● WHAT THIS TASK INVOLVES: Each entry below needs to be retyped exactly as given.
----- LISTED RECORDS
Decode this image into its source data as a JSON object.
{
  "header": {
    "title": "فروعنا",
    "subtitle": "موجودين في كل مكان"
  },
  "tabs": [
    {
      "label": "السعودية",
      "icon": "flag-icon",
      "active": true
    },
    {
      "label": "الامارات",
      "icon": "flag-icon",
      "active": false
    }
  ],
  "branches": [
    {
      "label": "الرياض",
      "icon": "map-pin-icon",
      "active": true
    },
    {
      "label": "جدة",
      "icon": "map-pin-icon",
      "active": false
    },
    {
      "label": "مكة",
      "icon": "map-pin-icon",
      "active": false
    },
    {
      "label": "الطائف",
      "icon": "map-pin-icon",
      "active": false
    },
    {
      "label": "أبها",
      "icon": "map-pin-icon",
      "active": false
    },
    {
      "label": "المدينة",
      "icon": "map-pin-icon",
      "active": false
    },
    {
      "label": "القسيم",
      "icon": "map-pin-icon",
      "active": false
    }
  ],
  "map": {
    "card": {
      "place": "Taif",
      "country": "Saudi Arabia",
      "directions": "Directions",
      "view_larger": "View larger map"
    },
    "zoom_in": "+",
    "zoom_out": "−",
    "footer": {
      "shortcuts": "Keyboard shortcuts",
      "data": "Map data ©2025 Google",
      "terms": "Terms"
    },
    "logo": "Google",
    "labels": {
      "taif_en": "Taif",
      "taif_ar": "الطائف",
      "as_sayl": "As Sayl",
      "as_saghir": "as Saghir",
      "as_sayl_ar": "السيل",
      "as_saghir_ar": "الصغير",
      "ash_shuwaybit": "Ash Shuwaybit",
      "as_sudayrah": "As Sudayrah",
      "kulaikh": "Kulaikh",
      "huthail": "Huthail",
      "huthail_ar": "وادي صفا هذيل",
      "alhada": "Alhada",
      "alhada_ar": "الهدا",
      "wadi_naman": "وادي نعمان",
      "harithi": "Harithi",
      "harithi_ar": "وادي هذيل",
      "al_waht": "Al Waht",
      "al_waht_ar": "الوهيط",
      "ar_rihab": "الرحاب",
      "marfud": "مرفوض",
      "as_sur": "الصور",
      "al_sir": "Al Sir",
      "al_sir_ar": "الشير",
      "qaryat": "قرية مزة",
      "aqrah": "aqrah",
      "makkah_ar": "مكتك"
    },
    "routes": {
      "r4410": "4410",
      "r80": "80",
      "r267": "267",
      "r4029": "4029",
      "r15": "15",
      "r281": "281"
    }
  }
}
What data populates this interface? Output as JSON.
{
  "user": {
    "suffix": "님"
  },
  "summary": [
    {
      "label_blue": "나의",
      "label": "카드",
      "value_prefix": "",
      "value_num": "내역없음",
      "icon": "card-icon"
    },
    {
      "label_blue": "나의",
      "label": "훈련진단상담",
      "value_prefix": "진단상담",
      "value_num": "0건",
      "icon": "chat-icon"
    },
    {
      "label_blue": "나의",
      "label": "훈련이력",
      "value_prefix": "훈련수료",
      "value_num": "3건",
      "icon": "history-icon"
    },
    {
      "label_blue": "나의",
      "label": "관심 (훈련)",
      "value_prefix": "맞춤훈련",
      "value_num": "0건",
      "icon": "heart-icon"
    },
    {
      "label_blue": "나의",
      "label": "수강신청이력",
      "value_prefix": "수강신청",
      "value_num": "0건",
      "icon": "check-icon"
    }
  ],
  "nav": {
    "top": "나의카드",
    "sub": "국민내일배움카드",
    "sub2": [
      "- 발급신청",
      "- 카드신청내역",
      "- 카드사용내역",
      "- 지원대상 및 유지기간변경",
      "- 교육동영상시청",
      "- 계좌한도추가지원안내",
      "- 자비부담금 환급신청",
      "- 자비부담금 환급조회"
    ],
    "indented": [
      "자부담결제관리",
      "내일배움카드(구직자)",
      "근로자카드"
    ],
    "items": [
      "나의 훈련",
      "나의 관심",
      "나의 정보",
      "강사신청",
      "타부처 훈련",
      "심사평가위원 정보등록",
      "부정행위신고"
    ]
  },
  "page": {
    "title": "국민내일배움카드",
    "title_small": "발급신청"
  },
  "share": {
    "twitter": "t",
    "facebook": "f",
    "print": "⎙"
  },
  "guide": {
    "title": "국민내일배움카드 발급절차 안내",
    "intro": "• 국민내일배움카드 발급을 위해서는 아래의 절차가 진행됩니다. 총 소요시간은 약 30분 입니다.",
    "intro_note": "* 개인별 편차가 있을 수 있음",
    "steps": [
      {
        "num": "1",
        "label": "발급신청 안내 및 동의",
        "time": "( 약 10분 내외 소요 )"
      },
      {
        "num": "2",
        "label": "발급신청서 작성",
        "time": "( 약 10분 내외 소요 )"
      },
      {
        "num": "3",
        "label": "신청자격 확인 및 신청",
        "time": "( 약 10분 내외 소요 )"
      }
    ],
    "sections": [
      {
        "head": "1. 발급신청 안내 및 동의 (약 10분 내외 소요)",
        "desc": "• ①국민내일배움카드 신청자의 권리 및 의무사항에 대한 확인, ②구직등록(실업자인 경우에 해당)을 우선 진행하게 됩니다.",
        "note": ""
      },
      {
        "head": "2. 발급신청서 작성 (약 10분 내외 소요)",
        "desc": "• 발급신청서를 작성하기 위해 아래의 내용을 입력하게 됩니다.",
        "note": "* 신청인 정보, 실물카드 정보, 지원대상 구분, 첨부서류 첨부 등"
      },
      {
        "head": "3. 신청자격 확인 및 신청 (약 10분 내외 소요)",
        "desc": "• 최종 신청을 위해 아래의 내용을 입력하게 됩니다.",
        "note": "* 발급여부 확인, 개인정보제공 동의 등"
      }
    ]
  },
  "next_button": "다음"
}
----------
● ANSWER BOX:
Decode this image into its source data as a JSON object.
{
  "header": {
    "title": "فروعنا",
    "subtitle": "موجودين في كل مكان"
  },
  "tabs": [
    {
      "label": "السعودية",
      "icon": "flag-icon",
      "active": true
    },
    {
      "label": "الامارات",
      "icon": "flag-icon",
      "active": false
    }
  ],
  "branches": [
    {
      "label": "الرياض",
      "icon": "map-pin-icon",
      "active": true
    },
    {
      "label": "جدة",
      "icon": "map-pin-icon",
      "active": false
    },
    {
      "label": "مكة",
      "icon": "map-pin-icon",
      "active": false
    },
    {
      "label": "الطائف",
      "icon": "map-pin-icon",
      "active": false
    },
    {
      "label": "أبها",
      "icon": "map-pin-icon",
      "active": false
    },
    {
      "label": "المدينة",
      "icon": "map-pin-icon",
      "active": false
    },
    {
      "label": "القسيم",
      "icon": "map-pin-icon",
      "active": false
    }
  ],
  "map": {
    "card": {
      "place": "Taif",
      "country": "Saudi Arabia",
      "directions": "Directions",
      "view_larger": "View larger map"
    },
    "zoom_in": "+",
    "zoom_out": "−",
    "footer": {
      "shortcuts": "Keyboard shortcuts",
      "data": "Map data ©2025 Google",
      "terms": "Terms"
    },
    "logo": "Google",
    "labels": {
      "taif_en": "Taif",
      "taif_ar": "الطائف",
      "as_sayl": "As Sayl",
      "as_saghir": "as Saghir",
      "as_sayl_ar": "السيل",
      "as_saghir_ar": "الصغير",
      "ash_shuwaybit": "Ash Shuwaybit",
      "as_sudayrah": "As Sudayrah",
      "kulaikh": "Kulaikh",
      "huthail": "Huthail",
      "huthail_ar": "وادي صفا هذيل",
      "alhada": "Alhada",
      "alhada_ar": "الهدا",
      "wadi_naman": "وادي نعمان",
      "harithi": "Harithi",
      "harithi_ar": "وادي هذيل",
      "al_waht": "Al Waht",
      "al_waht_ar": "الوهيط",
      "ar_rihab": "الرحاب",
      "marfud": "مرفوض",
      "as_sur": "الصور",
      "al_sir": "Al Sir",
      "al_sir_ar": "الشير",
      "qaryat": "قرية مزة",
      "aqrah": "aqrah",
      "makkah_ar": "مكتك"
    },
    "routes": {
      "r4410": "4410",
      "r80": "80",
      "r267": "267",
      "r4029": "4029",
      "r15": "15",
      "r281": "281"
    }
  }
}
What data populates this interface? Output as JSON.
{
  "user": {
    "suffix": "님"
  },
  "summary": [
    {
      "label_blue": "나의",
      "label": "카드",
      "value_prefix": "",
      "value_num": "내역없음",
      "icon": "card-icon"
    },
    {
      "label_blue": "나의",
      "label": "훈련진단상담",
      "value_prefix": "진단상담",
      "value_num": "0건",
      "icon": "chat-icon"
    },
    {
      "label_blue": "나의",
      "label": "훈련이력",
      "value_prefix": "훈련수료",
      "value_num": "3건",
      "icon": "history-icon"
    },
    {
      "label_blue": "나의",
      "label": "관심 (훈련)",
      "value_prefix": "맞춤훈련",
      "value_num": "0건",
      "icon": "heart-icon"
    },
    {
      "label_blue": "나의",
      "label": "수강신청이력",
      "value_prefix": "수강신청",
      "value_num": "0건",
      "icon": "check-icon"
    }
  ],
  "nav": {
    "top": "나의카드",
    "sub": "국민내일배움카드",
    "sub2": [
      "- 발급신청",
      "- 카드신청내역",
      "- 카드사용내역",
      "- 지원대상 및 유지기간변경",
      "- 교육동영상시청",
      "- 계좌한도추가지원안내",
      "- 자비부담금 환급신청",
      "- 자비부담금 환급조회"
    ],
    "indented": [
      "자부담결제관리",
      "내일배움카드(구직자)",
      "근로자카드"
    ],
    "items": [
      "나의 훈련",
      "나의 관심",
      "나의 정보",
      "강사신청",
      "타부처 훈련",
      "심사평가위원 정보등록",
      "부정행위신고"
    ]
  },
  "page": {
    "title": "국민내일배움카드",
    "title_small": "발급신청"
  },
  "share": {
    "twitter": "t",
    "facebook": "f",
    "print": "⎙"
  },
  "guide": {
    "title": "국민내일배움카드 발급절차 안내",
    "intro": "• 국민내일배움카드 발급을 위해서는 아래의 절차가 진행됩니다. 총 소요시간은 약 30분 입니다.",
    "intro_note": "* 개인별 편차가 있을 수 있음",
    "steps": [
      {
        "num": "1",
        "label": "발급신청 안내 및 동의",
        "time": "( 약 10분 내외 소요 )"
      },
      {
        "num": "2",
        "label": "발급신청서 작성",
        "time": "( 약 10분 내외 소요 )"
      },
      {
        "num": "3",
        "label": "신청자격 확인 및 신청",
        "time": "( 약 10분 내외 소요 )"
      }
    ],
    "sections": [
      {
        "head": "1. 발급신청 안내 및 동의 (약 10분 내외 소요)",
        "desc": "• ①국민내일배움카드 신청자의 권리 및 의무사항에 대한 확인, ②구직등록(실업자인 경우에 해당)을 우선 진행하게 됩니다.",
        "note": ""
      },
      {
        "head": "2. 발급신청서 작성 (약 10분 내외 소요)",
        "desc": "• 발급신청서를 작성하기 위해 아래의 내용을 입력하게 됩니다.",
        "note": "* 신청인 정보, 실물카드 정보, 지원대상 구분, 첨부서류 첨부 등"
      },
      {
        "head": "3. 신청자격 확인 및 신청 (약 10분 내외 소요)",
        "desc": "• 최종 신청을 위해 아래의 내용을 입력하게 됩니다.",
        "note": "* 발급여부 확인, 개인정보제공 동의 등"
      }
    ]
  },
  "next_button": "다음"
}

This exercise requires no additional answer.